With the caveat that correlation does not imply causation (see Prof. Schiller, I wasn't always asleep in statistics class...) here are two interesting charts and supporting news stories.

Micron (MU) from the year 2000. Buckle your seatbelts when you read about the end-of-life of the mammoth 64MB chip and see its outsized price:

Even with the migration to 128 Mbyte DRAM, demand for 64 Mbyte DRAM continues strong with prices nearing $7.

American IC Exchange, the global market maker for commodity products, reports greater than normal requests from top-tier OEMs for 64 Mbyte DRAM.

Paul Meyers, commodity manager at AICE stated, "The move to 128 Mbyte DRAM has been widely touted; still it appears that OEM forecasts for 64 Mbyte DRAM were underestimated. Also, we're unsure of an actual shortage of the end-of-life product since historically we have experienced shortages that were manufacturer induced."

And here is a chart of Micron's stock which has a little spike in the same period:

MU Chart

MU data by YCharts

Intel (INTC) shortages, in the year 2000. And here is an article about some Intel shortages for the powerhouse Pentium III from August, 2000:

"The 700-MHz Cascade (chips) are in really tight supply," Mike Fister, general manager of Intel's enterprise platforms group, said in a news conference yesterday at the Intel Developer Forum. "Cascade" is Intel's name for the Xeon chip, a high-end version of the Pentium III used primarily in multiprocessor servers, generally the most powerful and expensive Intel-based computers.

and here is the Intel chart:

INTC Chart

INTC data by YCharts

Conclusion. The two spikes shown for semiconductor stocks in 2000 were very brief. This time, with no new fabs on the horizon and plenty of demand, the spikes could be sharper, higher and longer. Read some of SA's Russ Fischer's articles on how this time smells different.

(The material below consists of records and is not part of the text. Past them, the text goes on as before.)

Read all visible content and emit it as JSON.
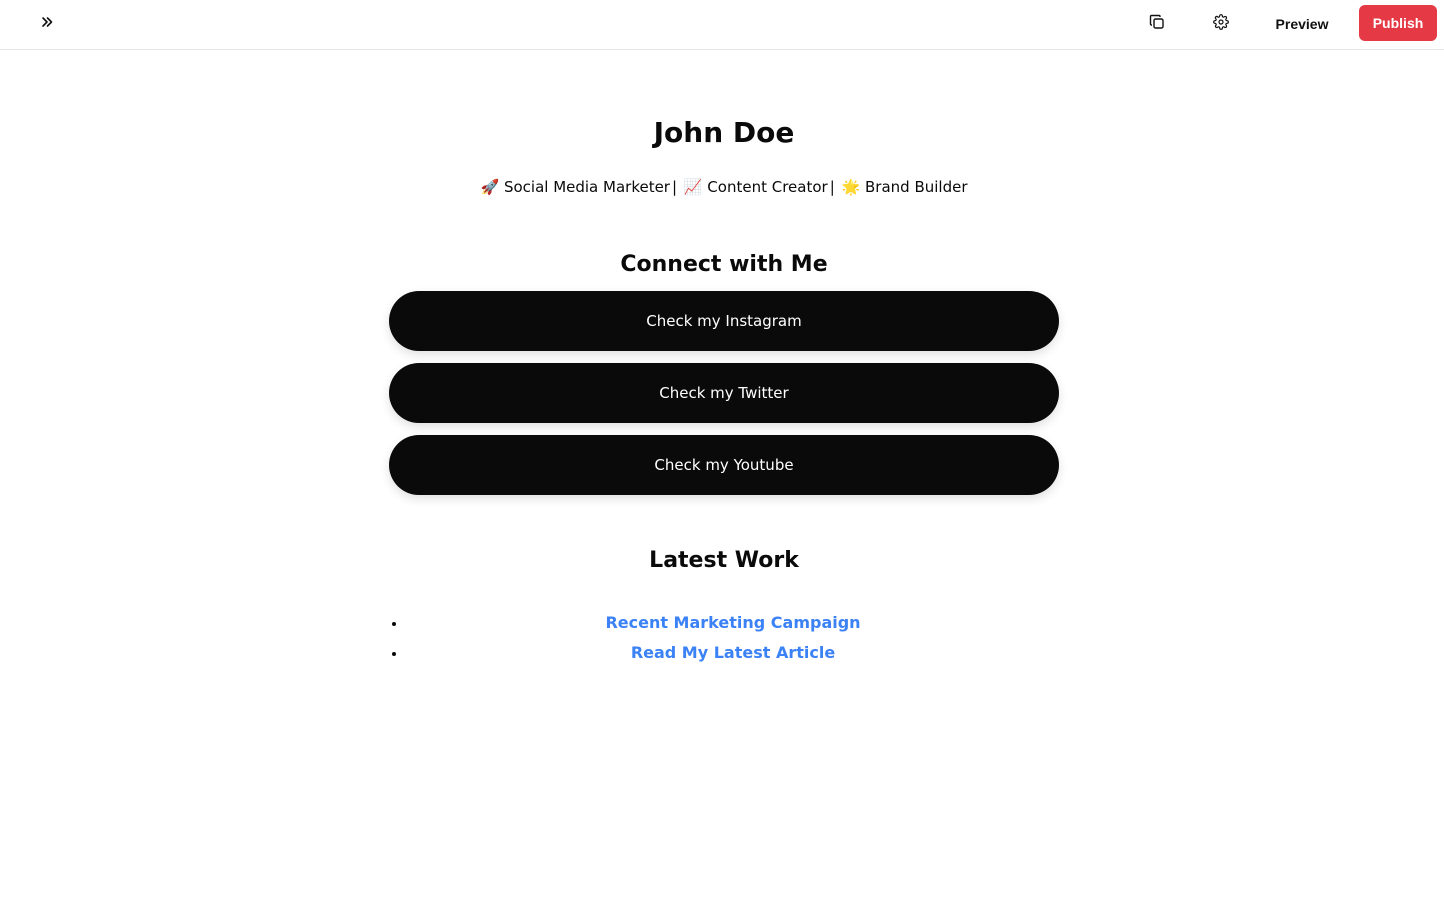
{
  "toolbar": {
    "expand_icon": "chevrons-right-icon",
    "copy_icon": "copy-icon",
    "settings_icon": "gear-icon",
    "preview_label": "Preview",
    "publish_label": "Publish",
    "publish_color": "#e63946"
  },
  "profile": {
    "name": "John Doe",
    "tagline": {
      "part1_emoji": "🚀",
      "part1": "Social Media Marketer",
      "separator": "|",
      "part2_emoji": "📈",
      "part2": "Content Creator",
      "part3_emoji": "🌟",
      "part3": "Brand Builder"
    }
  },
  "connect": {
    "title": "Connect with Me",
    "buttons": [
      {
        "label": "Check my Instagram"
      },
      {
        "label": "Check my Twitter"
      },
      {
        "label": "Check my Youtube"
      }
    ],
    "button_color": "#0a0a0a"
  },
  "work": {
    "title": "Latest Work",
    "links": [
      {
        "label": "Recent Marketing Campaign"
      },
      {
        "label": "Read My Latest Article"
      }
    ],
    "link_color": "#3b82f6"
  }
}
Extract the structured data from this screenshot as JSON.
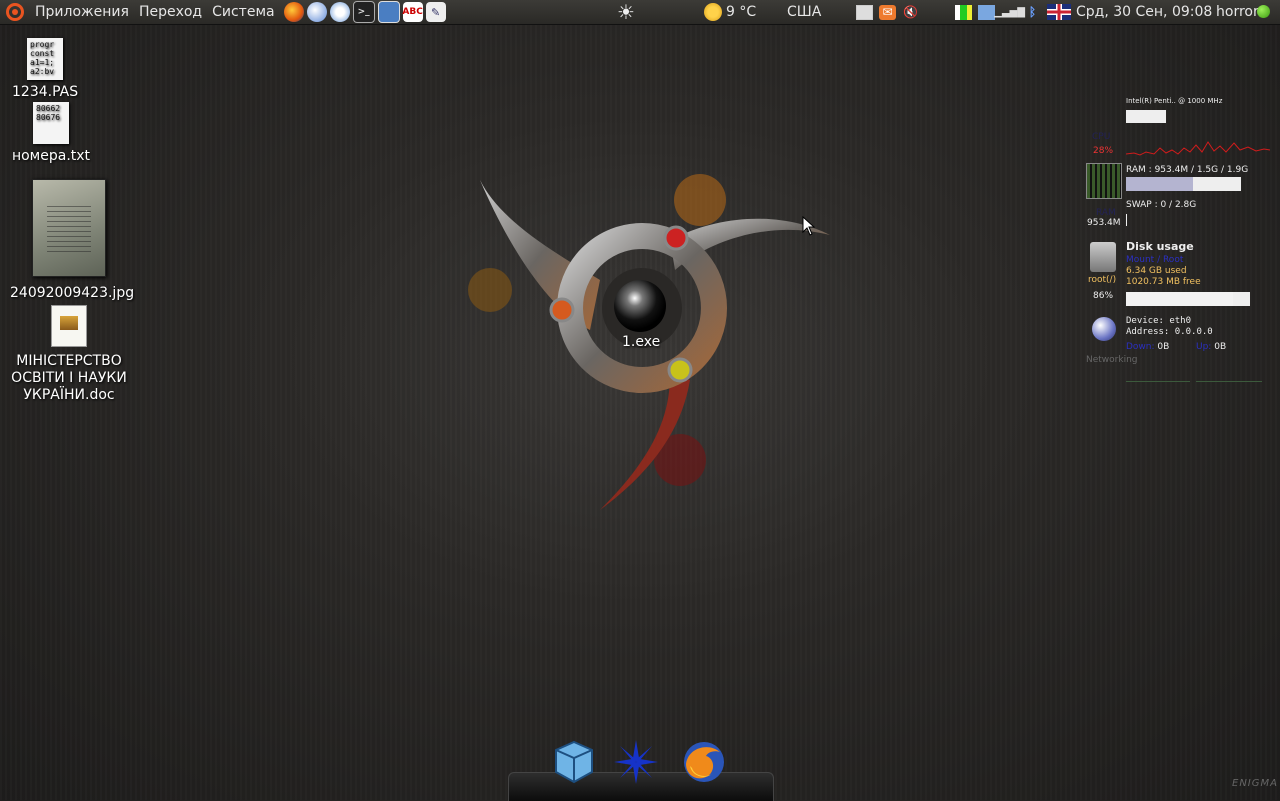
{
  "panel": {
    "menus": [
      "Приложения",
      "Переход",
      "Система"
    ],
    "weather_temp": "9 °C",
    "keyboard_layout": "США",
    "clock": "Срд, 30 Сен, 09:08",
    "user": "horror",
    "abc_icon_text": "ABC"
  },
  "desktop_icons": [
    {
      "label": "1234.PAS",
      "preview": "progr\nconst\na1=1;\na2:bv"
    },
    {
      "label": "номера.txt",
      "preview": "80662\n80676"
    },
    {
      "label": "24092009423.jpg"
    },
    {
      "label": "МІНІСТЕРСТВО ОСВІТИ І НАУКИ УКРАЇНИ.doc"
    }
  ],
  "center_icon": {
    "label": "1.exe"
  },
  "conky": {
    "cpu_name": "Intel(R) Penti.. @ 1000 MHz",
    "cpu_percent": "28%",
    "cpu_usage_fraction": 0.28,
    "ram_line": "RAM : 953.4M / 1.5G / 1.9G",
    "ram_value": "953.4M",
    "ram_fraction": 0.58,
    "swap_line": "SWAP : 0 / 2.8G",
    "disk_title": "Disk usage",
    "disk_used": "6.34 GB used",
    "disk_free": "1020.73 MB free",
    "disk_root": "root(/)",
    "disk_percent": "86%",
    "disk_fraction": 0.86,
    "net_device": "Device: eth0",
    "net_address": "Address: 0.0.0.0",
    "net_down": "0B",
    "net_up": "0B"
  },
  "watermark": "ENIGMA",
  "colors": {
    "accent_orange": "#e95420",
    "status_green": "#3a9a10",
    "cpu_graph": "#d11c1c"
  }
}
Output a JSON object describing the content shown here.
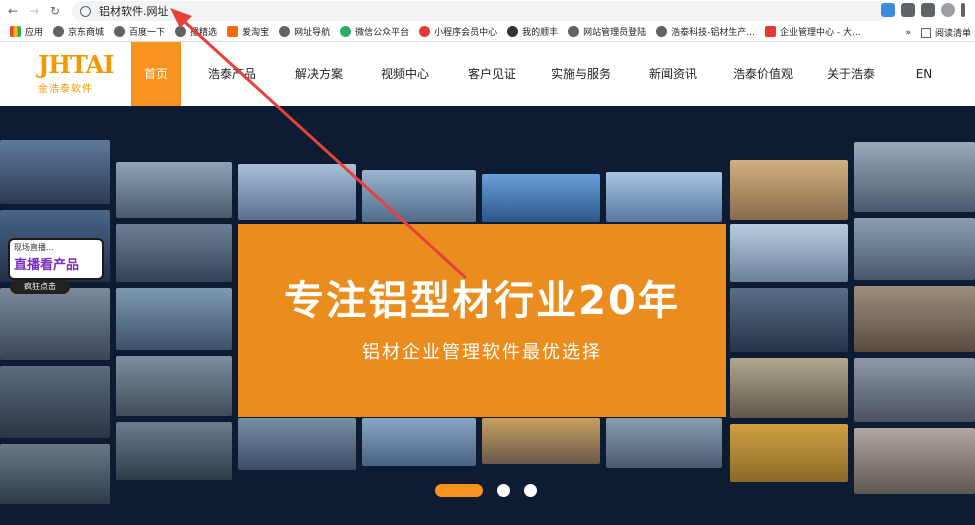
{
  "browser": {
    "url": "铝材软件.网址",
    "bookmarks": [
      {
        "label": "应用",
        "color": "#4285f4"
      },
      {
        "label": "京东商城",
        "color": "#5f6368"
      },
      {
        "label": "百度一下",
        "color": "#5f6368"
      },
      {
        "label": "播精选",
        "color": "#5f6368"
      },
      {
        "label": "爱淘宝",
        "color": "#ff6a00"
      },
      {
        "label": "网址导航",
        "color": "#5f6368"
      },
      {
        "label": "微信公众平台",
        "color": "#2aae67"
      },
      {
        "label": "小程序会员中心",
        "color": "#e53935"
      },
      {
        "label": "我的顺丰",
        "color": "#333333"
      },
      {
        "label": "网站管理员登陆",
        "color": "#5f6368"
      },
      {
        "label": "浩泰科技-铝材生产...",
        "color": "#5f6368"
      },
      {
        "label": "企业管理中心 - 大...",
        "color": "#e53935"
      }
    ],
    "more": "»",
    "reading_list": "阅读清单"
  },
  "site": {
    "logo_mark": "JHTAI",
    "logo_tag": "金浩泰软件",
    "menu": [
      {
        "label": "首页",
        "active": true
      },
      {
        "label": "浩泰产品",
        "active": false
      },
      {
        "label": "解决方案",
        "active": false
      },
      {
        "label": "视频中心",
        "active": false
      },
      {
        "label": "客户见证",
        "active": false
      },
      {
        "label": "实施与服务",
        "active": false
      },
      {
        "label": "新闻资讯",
        "active": false
      },
      {
        "label": "浩泰价值观",
        "active": false
      },
      {
        "label": "关于浩泰",
        "active": false
      },
      {
        "label": "EN",
        "active": false
      }
    ]
  },
  "hero": {
    "title": "专注铝型材行业20年",
    "subtitle": "铝材企业管理软件最优选择",
    "live_line1": "现场直播...",
    "live_line2": "直播看产品",
    "live_pill": "疯狂点击",
    "slides": 3,
    "active_slide": 1
  },
  "colors": {
    "accent": "#f7931e",
    "hero_bg": "#0d1b33",
    "annotation_arrow": "#e8403a"
  }
}
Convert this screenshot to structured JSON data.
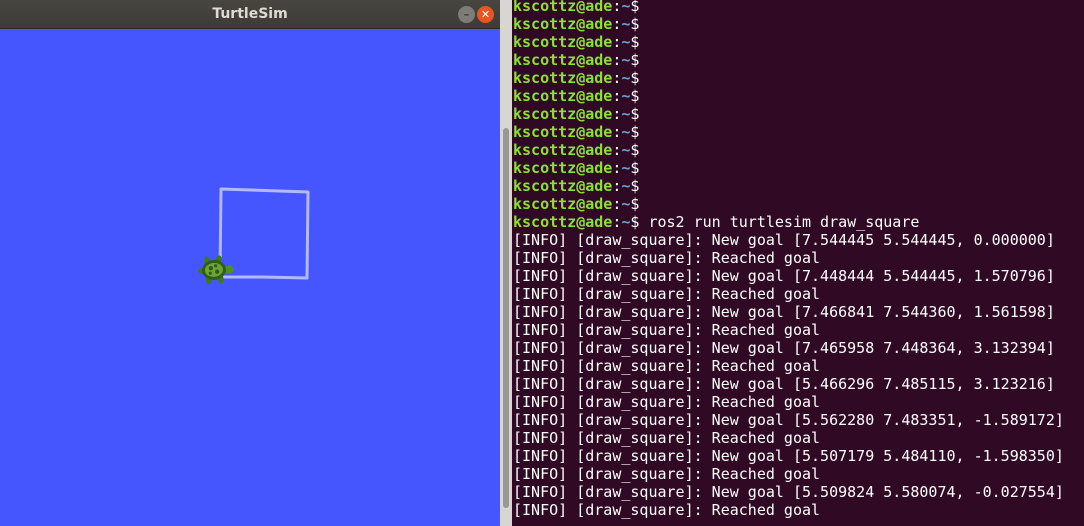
{
  "turtlesim": {
    "title": "TurtleSim",
    "minimize_glyph": "–",
    "close_glyph": "✕",
    "background_color": "#4556ff",
    "pen_color": "#b3b8ff",
    "turtle_icon": "turtle-icon"
  },
  "terminal": {
    "prompt": {
      "user_host": "kscottz@ade",
      "separator": ":",
      "path": "~",
      "dollar": "$"
    },
    "empty_prompt_count": 12,
    "command": " ros2 run turtlesim draw_square",
    "log_lines": [
      "[INFO] [draw_square]: New goal [7.544445 5.544445, 0.000000]",
      "[INFO] [draw_square]: Reached goal",
      "[INFO] [draw_square]: New goal [7.448444 5.544445, 1.570796]",
      "[INFO] [draw_square]: Reached goal",
      "[INFO] [draw_square]: New goal [7.466841 7.544360, 1.561598]",
      "[INFO] [draw_square]: Reached goal",
      "[INFO] [draw_square]: New goal [7.465958 7.448364, 3.132394]",
      "[INFO] [draw_square]: Reached goal",
      "[INFO] [draw_square]: New goal [5.466296 7.485115, 3.123216]",
      "[INFO] [draw_square]: Reached goal",
      "[INFO] [draw_square]: New goal [5.562280 7.483351, -1.589172]",
      "[INFO] [draw_square]: Reached goal",
      "[INFO] [draw_square]: New goal [5.507179 5.484110, -1.598350]",
      "[INFO] [draw_square]: Reached goal",
      "[INFO] [draw_square]: New goal [5.509824 5.580074, -0.027554]",
      "[INFO] [draw_square]: Reached goal"
    ],
    "colors": {
      "background": "#300a24",
      "user_host": "#8ae234",
      "path": "#729fcf",
      "text": "#ffffff"
    }
  }
}
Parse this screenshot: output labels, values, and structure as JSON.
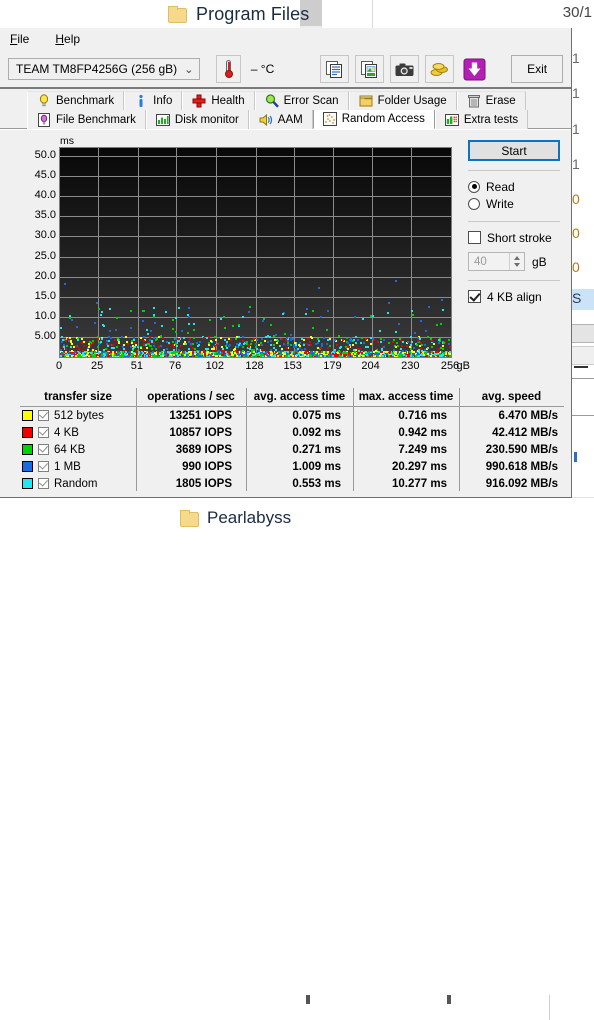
{
  "background_window": {
    "folder_title": "Program Files",
    "date_fragment": "30/1",
    "bottom_folder_title": "Pearlabyss",
    "right_column_fragments": [
      "1",
      "1",
      "1",
      "1",
      "0",
      "0",
      "0",
      "S"
    ]
  },
  "app": {
    "menubar": [
      {
        "label": "File",
        "accel": "F"
      },
      {
        "label": "Help",
        "accel": "H"
      }
    ],
    "toolbar": {
      "drive_selected": "TEAM TM8FP4256G (256 gB)",
      "drive_chevron": "chevron-down-icon",
      "temperature": "– °C",
      "thermometer_icon": "thermometer-icon",
      "buttons": [
        {
          "name": "copy-text-icon",
          "title": "Copy"
        },
        {
          "name": "copy-image-icon",
          "title": "Copy image"
        },
        {
          "name": "camera-icon",
          "title": "Screenshot"
        },
        {
          "name": "coins-icon",
          "title": "Donate"
        },
        {
          "name": "download-icon",
          "title": "Download"
        }
      ],
      "exit_label": "Exit"
    },
    "tabs_row1": [
      {
        "label": "Benchmark",
        "icon": "lightbulb-icon",
        "active": false
      },
      {
        "label": "Info",
        "icon": "info-icon",
        "active": false
      },
      {
        "label": "Health",
        "icon": "health-cross-icon",
        "active": false
      },
      {
        "label": "Error Scan",
        "icon": "magnifier-icon",
        "active": false
      },
      {
        "label": "Folder Usage",
        "icon": "folder-icon",
        "active": false
      },
      {
        "label": "Erase",
        "icon": "trash-icon",
        "active": false
      }
    ],
    "tabs_row2": [
      {
        "label": "File Benchmark",
        "icon": "file-benchmark-icon",
        "active": false
      },
      {
        "label": "Disk monitor",
        "icon": "bar-chart-icon",
        "active": false
      },
      {
        "label": "AAM",
        "icon": "speaker-icon",
        "active": false
      },
      {
        "label": "Random Access",
        "icon": "scatter-icon",
        "active": true
      },
      {
        "label": "Extra tests",
        "icon": "grid-chart-icon",
        "active": false
      }
    ],
    "controls": {
      "start_label": "Start",
      "mode_read_label": "Read",
      "mode_write_label": "Write",
      "mode_selected": "Read",
      "short_stroke_label": "Short stroke",
      "short_stroke_checked": false,
      "short_stroke_value": "40",
      "short_stroke_unit": "gB",
      "align_label": "4 KB align",
      "align_checked": true
    },
    "results": {
      "headers": [
        "transfer size",
        "operations / sec",
        "avg. access time",
        "max. access time",
        "avg. speed"
      ],
      "rows": [
        {
          "color": "#ffff00",
          "checked": true,
          "transfer_size": "512 bytes",
          "ops": "13251 IOPS",
          "avg_access": "0.075 ms",
          "max_access": "0.716 ms",
          "avg_speed": "6.470 MB/s"
        },
        {
          "color": "#ee0000",
          "checked": true,
          "transfer_size": "4 KB",
          "ops": "10857 IOPS",
          "avg_access": "0.092 ms",
          "max_access": "0.942 ms",
          "avg_speed": "42.412 MB/s"
        },
        {
          "color": "#00d200",
          "checked": true,
          "transfer_size": "64 KB",
          "ops": "3689 IOPS",
          "avg_access": "0.271 ms",
          "max_access": "7.249 ms",
          "avg_speed": "230.590 MB/s"
        },
        {
          "color": "#1a6ae0",
          "checked": true,
          "transfer_size": "1 MB",
          "ops": "990 IOPS",
          "avg_access": "1.009 ms",
          "max_access": "20.297 ms",
          "avg_speed": "990.618 MB/s"
        },
        {
          "color": "#25e6f0",
          "checked": true,
          "transfer_size": "Random",
          "ops": "1805 IOPS",
          "avg_access": "0.553 ms",
          "max_access": "10.277 ms",
          "avg_speed": "916.092 MB/s"
        }
      ]
    }
  },
  "chart_data": {
    "type": "scatter",
    "title": "",
    "xlabel": "gB",
    "ylabel": "ms",
    "xlim": [
      0,
      256
    ],
    "ylim": [
      0,
      52
    ],
    "grid": true,
    "xticks": [
      "0",
      "25",
      "51",
      "76",
      "102",
      "128",
      "153",
      "179",
      "204",
      "230",
      "256"
    ],
    "xtick_values": [
      0,
      25,
      51,
      76,
      102,
      128,
      153,
      179,
      204,
      230,
      256
    ],
    "yticks": [
      "5.00",
      "10.0",
      "15.0",
      "20.0",
      "25.0",
      "30.0",
      "35.0",
      "40.0",
      "45.0",
      "50.0"
    ],
    "ytick_values": [
      5,
      10,
      15,
      20,
      25,
      30,
      35,
      40,
      45,
      50
    ],
    "series": [
      {
        "name": "512 bytes",
        "color": "#ffff00",
        "avg_ms": 0.075,
        "max_ms": 0.716,
        "iops": 13251,
        "speed_mbs": 6.47
      },
      {
        "name": "4 KB",
        "color": "#ee0000",
        "avg_ms": 0.092,
        "max_ms": 0.942,
        "iops": 10857,
        "speed_mbs": 42.412
      },
      {
        "name": "64 KB",
        "color": "#00d200",
        "avg_ms": 0.271,
        "max_ms": 7.249,
        "iops": 3689,
        "speed_mbs": 230.59
      },
      {
        "name": "1 MB",
        "color": "#1a6ae0",
        "avg_ms": 1.009,
        "max_ms": 20.297,
        "iops": 990,
        "speed_mbs": 990.618
      },
      {
        "name": "Random",
        "color": "#25e6f0",
        "avg_ms": 0.553,
        "max_ms": 10.277,
        "iops": 1805,
        "speed_mbs": 916.092
      }
    ]
  }
}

Source: Micron To Benefit From Memory Shortages, Part III